┏━━
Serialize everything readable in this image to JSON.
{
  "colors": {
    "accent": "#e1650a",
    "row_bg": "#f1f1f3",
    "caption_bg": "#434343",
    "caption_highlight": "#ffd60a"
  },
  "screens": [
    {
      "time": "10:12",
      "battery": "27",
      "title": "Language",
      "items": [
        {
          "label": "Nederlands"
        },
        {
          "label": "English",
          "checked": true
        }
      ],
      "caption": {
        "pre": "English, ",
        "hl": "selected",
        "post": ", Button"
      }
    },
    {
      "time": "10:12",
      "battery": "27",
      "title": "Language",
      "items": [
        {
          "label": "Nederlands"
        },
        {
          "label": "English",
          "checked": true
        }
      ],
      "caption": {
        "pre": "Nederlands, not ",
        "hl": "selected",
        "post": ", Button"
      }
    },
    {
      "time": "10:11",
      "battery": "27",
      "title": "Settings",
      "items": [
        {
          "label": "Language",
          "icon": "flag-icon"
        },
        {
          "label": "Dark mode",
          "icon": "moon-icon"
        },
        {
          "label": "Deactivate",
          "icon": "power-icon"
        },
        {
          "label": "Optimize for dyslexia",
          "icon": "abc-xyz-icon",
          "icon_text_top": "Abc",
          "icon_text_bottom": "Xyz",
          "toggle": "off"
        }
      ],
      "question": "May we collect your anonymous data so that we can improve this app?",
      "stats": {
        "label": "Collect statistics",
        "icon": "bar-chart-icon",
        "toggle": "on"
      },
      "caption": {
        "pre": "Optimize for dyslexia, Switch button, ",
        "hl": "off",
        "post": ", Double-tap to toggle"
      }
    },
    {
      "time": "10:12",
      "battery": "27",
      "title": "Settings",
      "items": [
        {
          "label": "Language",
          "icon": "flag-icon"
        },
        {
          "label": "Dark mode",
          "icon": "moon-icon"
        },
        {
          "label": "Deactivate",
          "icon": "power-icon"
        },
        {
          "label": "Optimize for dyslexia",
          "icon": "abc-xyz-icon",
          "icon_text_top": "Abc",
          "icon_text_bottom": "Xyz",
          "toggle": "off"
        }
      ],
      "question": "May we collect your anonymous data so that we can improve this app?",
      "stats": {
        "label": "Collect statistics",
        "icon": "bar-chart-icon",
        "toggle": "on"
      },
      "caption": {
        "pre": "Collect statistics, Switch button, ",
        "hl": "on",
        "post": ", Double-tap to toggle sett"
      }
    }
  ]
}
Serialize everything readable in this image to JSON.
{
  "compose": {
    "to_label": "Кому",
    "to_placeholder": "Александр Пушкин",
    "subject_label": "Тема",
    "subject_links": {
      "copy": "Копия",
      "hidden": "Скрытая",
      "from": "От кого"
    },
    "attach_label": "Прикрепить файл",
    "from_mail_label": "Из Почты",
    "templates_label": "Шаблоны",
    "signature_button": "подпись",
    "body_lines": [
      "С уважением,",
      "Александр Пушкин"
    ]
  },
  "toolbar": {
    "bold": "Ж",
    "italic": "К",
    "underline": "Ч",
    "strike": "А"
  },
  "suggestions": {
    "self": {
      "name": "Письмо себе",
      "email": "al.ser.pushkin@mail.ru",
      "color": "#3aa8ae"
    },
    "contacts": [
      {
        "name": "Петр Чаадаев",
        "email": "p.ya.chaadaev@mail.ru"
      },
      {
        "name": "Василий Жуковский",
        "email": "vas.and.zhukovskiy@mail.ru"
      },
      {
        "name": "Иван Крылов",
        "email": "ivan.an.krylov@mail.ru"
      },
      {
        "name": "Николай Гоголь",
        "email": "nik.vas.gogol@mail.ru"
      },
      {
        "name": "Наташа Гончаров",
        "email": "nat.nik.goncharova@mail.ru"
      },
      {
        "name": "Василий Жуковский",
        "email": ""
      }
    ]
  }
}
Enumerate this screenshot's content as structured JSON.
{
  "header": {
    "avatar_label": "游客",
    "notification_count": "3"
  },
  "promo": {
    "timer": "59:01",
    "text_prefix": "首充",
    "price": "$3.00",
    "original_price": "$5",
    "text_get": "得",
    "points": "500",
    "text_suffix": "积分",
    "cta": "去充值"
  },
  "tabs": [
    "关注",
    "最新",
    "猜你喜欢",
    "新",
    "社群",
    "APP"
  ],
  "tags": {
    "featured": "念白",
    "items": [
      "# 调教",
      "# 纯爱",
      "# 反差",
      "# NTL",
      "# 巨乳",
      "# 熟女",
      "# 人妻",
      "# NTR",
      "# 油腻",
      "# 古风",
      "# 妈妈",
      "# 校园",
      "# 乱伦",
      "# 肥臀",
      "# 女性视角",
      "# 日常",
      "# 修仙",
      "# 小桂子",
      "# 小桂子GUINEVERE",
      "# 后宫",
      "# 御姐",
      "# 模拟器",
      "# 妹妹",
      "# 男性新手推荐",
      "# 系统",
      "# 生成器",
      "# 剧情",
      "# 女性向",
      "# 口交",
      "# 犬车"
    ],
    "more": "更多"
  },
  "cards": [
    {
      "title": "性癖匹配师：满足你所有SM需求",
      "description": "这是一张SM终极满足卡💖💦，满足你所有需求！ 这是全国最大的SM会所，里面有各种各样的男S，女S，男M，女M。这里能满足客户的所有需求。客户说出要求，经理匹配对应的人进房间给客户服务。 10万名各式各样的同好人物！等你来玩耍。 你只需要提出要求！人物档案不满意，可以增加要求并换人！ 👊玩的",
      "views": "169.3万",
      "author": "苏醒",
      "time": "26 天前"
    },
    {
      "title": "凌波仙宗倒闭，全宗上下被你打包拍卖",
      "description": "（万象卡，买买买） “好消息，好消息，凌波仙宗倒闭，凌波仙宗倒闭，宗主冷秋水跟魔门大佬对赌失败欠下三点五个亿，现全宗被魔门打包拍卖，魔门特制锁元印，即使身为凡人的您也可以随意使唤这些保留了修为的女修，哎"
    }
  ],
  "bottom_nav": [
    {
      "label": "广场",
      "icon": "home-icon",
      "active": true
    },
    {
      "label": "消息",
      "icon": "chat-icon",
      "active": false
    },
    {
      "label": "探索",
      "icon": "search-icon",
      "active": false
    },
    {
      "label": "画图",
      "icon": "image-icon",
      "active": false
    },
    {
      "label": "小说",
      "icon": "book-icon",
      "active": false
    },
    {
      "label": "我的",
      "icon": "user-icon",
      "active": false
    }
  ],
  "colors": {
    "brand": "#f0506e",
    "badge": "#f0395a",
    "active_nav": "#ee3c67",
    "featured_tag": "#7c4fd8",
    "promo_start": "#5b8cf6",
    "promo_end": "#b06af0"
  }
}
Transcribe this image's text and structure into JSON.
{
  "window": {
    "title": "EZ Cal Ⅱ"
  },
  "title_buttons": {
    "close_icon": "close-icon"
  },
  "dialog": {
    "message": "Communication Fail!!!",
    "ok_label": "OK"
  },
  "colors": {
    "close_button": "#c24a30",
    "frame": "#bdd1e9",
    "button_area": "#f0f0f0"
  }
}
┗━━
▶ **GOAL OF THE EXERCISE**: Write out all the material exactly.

▶ **TASK RESPONSE**:
Serialize everything readable in this image to JSON.
{
  "colors": {
    "accent": "#e1650a",
    "row_bg": "#f1f1f3",
    "caption_bg": "#434343",
    "caption_highlight": "#ffd60a"
  },
  "screens": [
    {
      "time": "10:12",
      "battery": "27",
      "title": "Language",
      "items": [
        {
          "label": "Nederlands"
        },
        {
          "label": "English",
          "checked": true
        }
      ],
      "caption": {
        "pre": "English, ",
        "hl": "selected",
        "post": ", Button"
      }
    },
    {
      "time": "10:12",
      "battery": "27",
      "title": "Language",
      "items": [
        {
          "label": "Nederlands"
        },
        {
          "label": "English",
          "checked": true
        }
      ],
      "caption": {
        "pre": "Nederlands, not ",
        "hl": "selected",
        "post": ", Button"
      }
    },
    {
      "time": "10:11",
      "battery": "27",
      "title": "Settings",
      "items": [
        {
          "label": "Language",
          "icon": "flag-icon"
        },
        {
          "label": "Dark mode",
          "icon": "moon-icon"
        },
        {
          "label": "Deactivate",
          "icon": "power-icon"
        },
        {
          "label": "Optimize for dyslexia",
          "icon": "abc-xyz-icon",
          "icon_text_top": "Abc",
          "icon_text_bottom": "Xyz",
          "toggle": "off"
        }
      ],
      "question": "May we collect your anonymous data so that we can improve this app?",
      "stats": {
        "label": "Collect statistics",
        "icon": "bar-chart-icon",
        "toggle": "on"
      },
      "caption": {
        "pre": "Optimize for dyslexia, Switch button, ",
        "hl": "off",
        "post": ", Double-tap to toggle"
      }
    },
    {
      "time": "10:12",
      "battery": "27",
      "title": "Settings",
      "items": [
        {
          "label": "Language",
          "icon": "flag-icon"
        },
        {
          "label": "Dark mode",
          "icon": "moon-icon"
        },
        {
          "label": "Deactivate",
          "icon": "power-icon"
        },
        {
          "label": "Optimize for dyslexia",
          "icon": "abc-xyz-icon",
          "icon_text_top": "Abc",
          "icon_text_bottom": "Xyz",
          "toggle": "off"
        }
      ],
      "question": "May we collect your anonymous data so that we can improve this app?",
      "stats": {
        "label": "Collect statistics",
        "icon": "bar-chart-icon",
        "toggle": "on"
      },
      "caption": {
        "pre": "Collect statistics, Switch button, ",
        "hl": "on",
        "post": ", Double-tap to toggle sett"
      }
    }
  ]
}
Serialize everything readable in this image to JSON.
{
  "compose": {
    "to_label": "Кому",
    "to_placeholder": "Александр Пушкин",
    "subject_label": "Тема",
    "subject_links": {
      "copy": "Копия",
      "hidden": "Скрытая",
      "from": "От кого"
    },
    "attach_label": "Прикрепить файл",
    "from_mail_label": "Из Почты",
    "templates_label": "Шаблоны",
    "signature_button": "подпись",
    "body_lines": [
      "С уважением,",
      "Александр Пушкин"
    ]
  },
  "toolbar": {
    "bold": "Ж",
    "italic": "К",
    "underline": "Ч",
    "strike": "А"
  },
  "suggestions": {
    "self": {
      "name": "Письмо себе",
      "email": "al.ser.pushkin@mail.ru",
      "color": "#3aa8ae"
    },
    "contacts": [
      {
        "name": "Петр Чаадаев",
        "email": "p.ya.chaadaev@mail.ru"
      },
      {
        "name": "Василий Жуковский",
        "email": "vas.and.zhukovskiy@mail.ru"
      },
      {
        "name": "Иван Крылов",
        "email": "ivan.an.krylov@mail.ru"
      },
      {
        "name": "Николай Гоголь",
        "email": "nik.vas.gogol@mail.ru"
      },
      {
        "name": "Наташа Гончаров",
        "email": "nat.nik.goncharova@mail.ru"
      },
      {
        "name": "Василий Жуковский",
        "email": ""
      }
    ]
  }
}
Enumerate this screenshot's content as structured JSON.
{
  "header": {
    "avatar_label": "游客",
    "notification_count": "3"
  },
  "promo": {
    "timer": "59:01",
    "text_prefix": "首充",
    "price": "$3.00",
    "original_price": "$5",
    "text_get": "得",
    "points": "500",
    "text_suffix": "积分",
    "cta": "去充值"
  },
  "tabs": [
    "关注",
    "最新",
    "猜你喜欢",
    "新",
    "社群",
    "APP"
  ],
  "tags": {
    "featured": "念白",
    "items": [
      "# 调教",
      "# 纯爱",
      "# 反差",
      "# NTL",
      "# 巨乳",
      "# 熟女",
      "# 人妻",
      "# NTR",
      "# 油腻",
      "# 古风",
      "# 妈妈",
      "# 校园",
      "# 乱伦",
      "# 肥臀",
      "# 女性视角",
      "# 日常",
      "# 修仙",
      "# 小桂子",
      "# 小桂子GUINEVERE",
      "# 后宫",
      "# 御姐",
      "# 模拟器",
      "# 妹妹",
      "# 男性新手推荐",
      "# 系统",
      "# 生成器",
      "# 剧情",
      "# 女性向",
      "# 口交",
      "# 犬车"
    ],
    "more": "更多"
  },
  "cards": [
    {
      "title": "性癖匹配师：满足你所有SM需求",
      "description": "这是一张SM终极满足卡💖💦，满足你所有需求！ 这是全国最大的SM会所，里面有各种各样的男S，女S，男M，女M。这里能满足客户的所有需求。客户说出要求，经理匹配对应的人进房间给客户服务。 10万名各式各样的同好人物！等你来玩耍。 你只需要提出要求！人物档案不满意，可以增加要求并换人！ 👊玩的",
      "views": "169.3万",
      "author": "苏醒",
      "time": "26 天前"
    },
    {
      "title": "凌波仙宗倒闭，全宗上下被你打包拍卖",
      "description": "（万象卡，买买买） “好消息，好消息，凌波仙宗倒闭，凌波仙宗倒闭，宗主冷秋水跟魔门大佬对赌失败欠下三点五个亿，现全宗被魔门打包拍卖，魔门特制锁元印，即使身为凡人的您也可以随意使唤这些保留了修为的女修，哎"
    }
  ],
  "bottom_nav": [
    {
      "label": "广场",
      "icon": "home-icon",
      "active": true
    },
    {
      "label": "消息",
      "icon": "chat-icon",
      "active": false
    },
    {
      "label": "探索",
      "icon": "search-icon",
      "active": false
    },
    {
      "label": "画图",
      "icon": "image-icon",
      "active": false
    },
    {
      "label": "小说",
      "icon": "book-icon",
      "active": false
    },
    {
      "label": "我的",
      "icon": "user-icon",
      "active": false
    }
  ],
  "colors": {
    "brand": "#f0506e",
    "badge": "#f0395a",
    "active_nav": "#ee3c67",
    "featured_tag": "#7c4fd8",
    "promo_start": "#5b8cf6",
    "promo_end": "#b06af0"
  }
}
Transcribe this image's text and structure into JSON.
{
  "window": {
    "title": "EZ Cal Ⅱ"
  },
  "title_buttons": {
    "close_icon": "close-icon"
  },
  "dialog": {
    "message": "Communication Fail!!!",
    "ok_label": "OK"
  },
  "colors": {
    "close_button": "#c24a30",
    "frame": "#bdd1e9",
    "button_area": "#f0f0f0"
  }
}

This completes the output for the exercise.